Nick Faldo's golf course dream dashed as Bartragh Island, off Killala Bay sells for over asking price to a family with interests in "wide-open spaces, oceanic vistas, and the substantial ruined period residence".

Once upon a time, it had been golfing champ Nick Faldo's dream to build a golf course on the picturesque 400-acre island of Bartragh, off County Mayo but now, after several years on the market it has sold over over the asking price of € 1.1 million ($1.28m). Its buyers have very different plans for this West of Ireland island. 

Bartragh Island measures around 440 acres, most of which are sand dunes. It's located just 2 km (1.2 miles) off Killala Bay, on the north short of County Mayo. The island measures approximately 4.6km (2.85 miles) long and 0.5km (0.3 miles) wide. 

There is a five-bay fronted Georgian Gothic house on the island, which is registered with the National Inventory of Architectural Heritage. However, it is said to be in a dangerous condition due to vandalism, weather, and livestock seeking shelter there over the years. 
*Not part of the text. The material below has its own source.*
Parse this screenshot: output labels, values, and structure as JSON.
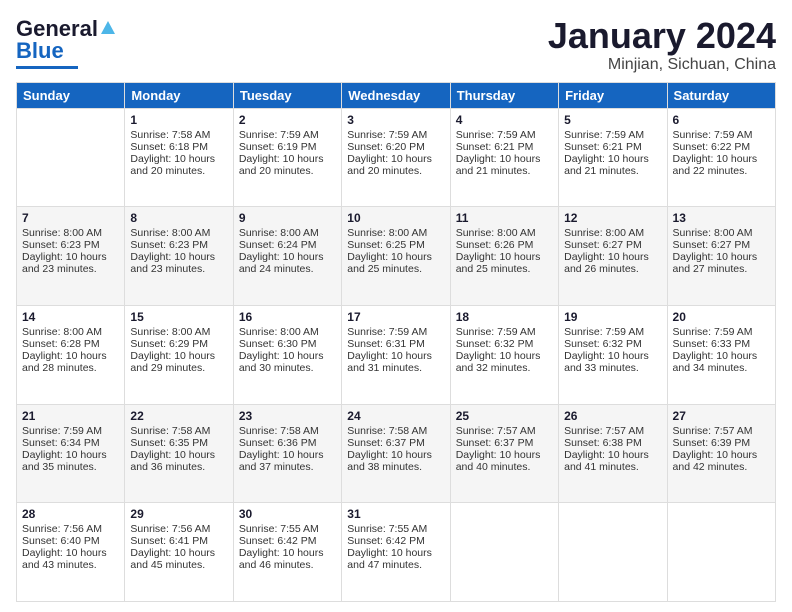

It's said that Nick Faldo had dreamed of building a golf course on Bartragh Island for decades but now a "family with major European interests", according to the Western People, has snapped up the Wild Atlantic Way property. 
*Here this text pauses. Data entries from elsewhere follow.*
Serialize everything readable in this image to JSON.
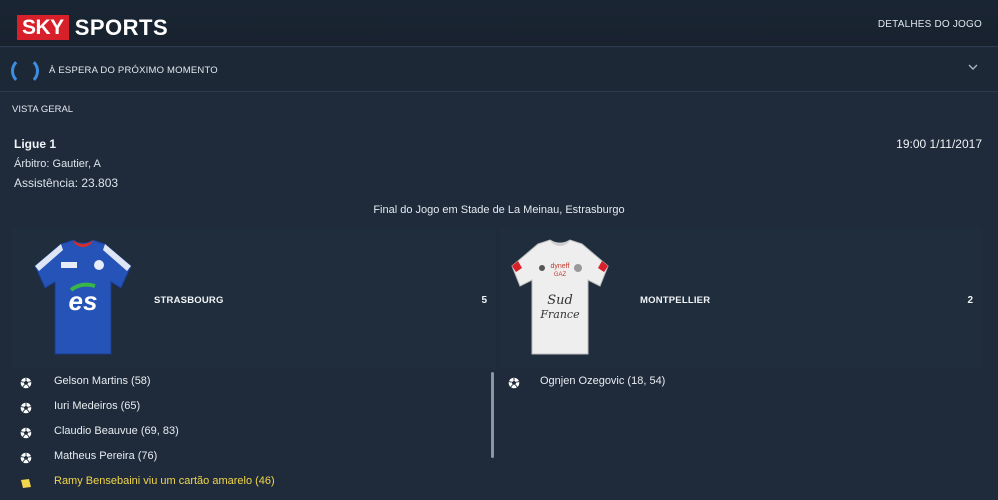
{
  "header": {
    "logo_brand": "SKY",
    "logo_product": "SPORTS",
    "match_details_label": "DETALHES DO JOGO"
  },
  "status": {
    "waiting_label": "À ESPERA DO PRÓXIMO MOMENTO"
  },
  "overview": {
    "title": "VISTA GERAL",
    "competition": "Ligue 1",
    "datetime": "19:00 1/11/2017",
    "referee": "Árbitro: Gautier, A",
    "attendance": "Assistência: 23.803",
    "venue": "Final do Jogo em Stade de La Meinau, Estrasburgo"
  },
  "home": {
    "name": "STRASBOURG",
    "score": "5",
    "kit_color": "#2553b8",
    "events": [
      {
        "type": "goal",
        "icon": "football-icon",
        "text": "Gelson Martins (58)"
      },
      {
        "type": "goal",
        "icon": "football-icon",
        "text": "Iuri Medeiros (65)"
      },
      {
        "type": "goal",
        "icon": "football-icon",
        "text": "Claudio Beauvue (69, 83)"
      },
      {
        "type": "goal",
        "icon": "football-icon",
        "text": "Matheus Pereira (76)"
      },
      {
        "type": "yellow-card",
        "icon": "yellow-card-icon",
        "text": "Ramy Bensebaini viu um cartão amarelo (46)"
      }
    ]
  },
  "away": {
    "name": "MONTPELLIER",
    "score": "2",
    "kit_color": "#eeeeee",
    "events": [
      {
        "type": "goal",
        "icon": "football-icon",
        "text": "Ognjen Ozegovic (18, 54)"
      }
    ]
  },
  "colors": {
    "background": "#1f2b3a",
    "accent": "#3d8de0",
    "brand_red": "#d8202a",
    "yellow_card": "#f2d64b"
  }
}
Sold by the agent Colliers, the buyer's interest was piqued “by its location, wide open spaces, oceanic vistas, and the substantial ruined period residence”, according to the Irish Times, and who could blame them.

Callum Bain of Colliers told the Times “Bartragh Island is one of the more unusual islands brought to the market in recent years. The large and extensive sandy beaches surrounding the island, the sizable acreage suitable for grazing and the large derelict period house offer many varied possibilities for the property to the purchaser.”
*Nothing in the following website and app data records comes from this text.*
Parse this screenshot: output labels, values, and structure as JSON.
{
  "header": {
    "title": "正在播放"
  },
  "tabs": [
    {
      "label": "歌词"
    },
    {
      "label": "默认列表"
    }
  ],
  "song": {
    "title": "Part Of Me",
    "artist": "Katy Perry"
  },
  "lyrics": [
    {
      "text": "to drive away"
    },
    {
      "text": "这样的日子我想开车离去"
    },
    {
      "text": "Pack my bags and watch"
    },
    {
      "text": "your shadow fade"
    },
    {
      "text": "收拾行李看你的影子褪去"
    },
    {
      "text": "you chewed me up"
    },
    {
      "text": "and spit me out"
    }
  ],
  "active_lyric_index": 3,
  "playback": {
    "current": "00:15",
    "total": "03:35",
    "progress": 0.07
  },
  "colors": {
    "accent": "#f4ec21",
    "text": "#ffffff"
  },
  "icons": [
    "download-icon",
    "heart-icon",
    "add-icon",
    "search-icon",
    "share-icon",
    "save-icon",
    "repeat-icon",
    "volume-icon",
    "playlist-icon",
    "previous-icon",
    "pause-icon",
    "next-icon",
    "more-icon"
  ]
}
The island's owners can be traced back to 1741 when it was leased by Dorothy Kirkwood, under a lease dated 1741. In about 1838, Captain Charles Knox Kirkwood, a midshipman during the Battle of Trafalgar, constructed the Gothic-style house, which remains today. He died in 1926 and is buried on the island. 

In about 1947, Captain McKenzie-Vermer bought the island. It was then sold to Captain Charles Wynne-Roberts in 1952. It was put up for sale in 1978 and eventually being purchased by a Mrs. Molloy in 1989. By this time the house had fallen into disrepair.

Most recently it had been sold to a company linked to the former world number one golfer, Nick Faldo, in 2003 for about £2.5 million ($3.41m). It was Faldo's dream to build a Ryder Cup class course on the site. However, his plans were blocked by ownership claims to the island, as well as opposition from conservationists. Bartragh Island is listed as a European Union special protection area for birds.

Collier's describes the property as "an island extending to approximately 170 ha, estimating the boundary based on the Mean High-Water Mark. The island is approximately 4.6 km long and about 0.5 km wide at the widest point. The island reaches a maximum elevation of approximately 26m above mean sea level.

"The lands are of mixed quality with the majority being sand dune type vegetation and rough pasture. Towards the eastern end of the island is an area of grassland extending to approximately about 15ha. The pasture land and enclosures surround the derelict main residence.

"The house has a 5-bay front with half dormer attic, Georgian Gothic single bay breakfront with main entrance porch and window over, circa 1838. Some renovations included, replacement hipped slate roof with concrete ridge tiles, and paired chimney stacks on axis with ridge with terracotta pots. Masonry elevations, with rendered monoliths piers to corners cantered on rendered battlement piers. uPVC rainwater goods on limestone eaves. The interior of the house has seen some refurbishment work with the partial dry ling having been applied. The house has suffered from vandalism and the actions of the weather and thus in now in urgent need of repair. The house is registered in the National Inventory of Architectural Heritage at reference No 31302216."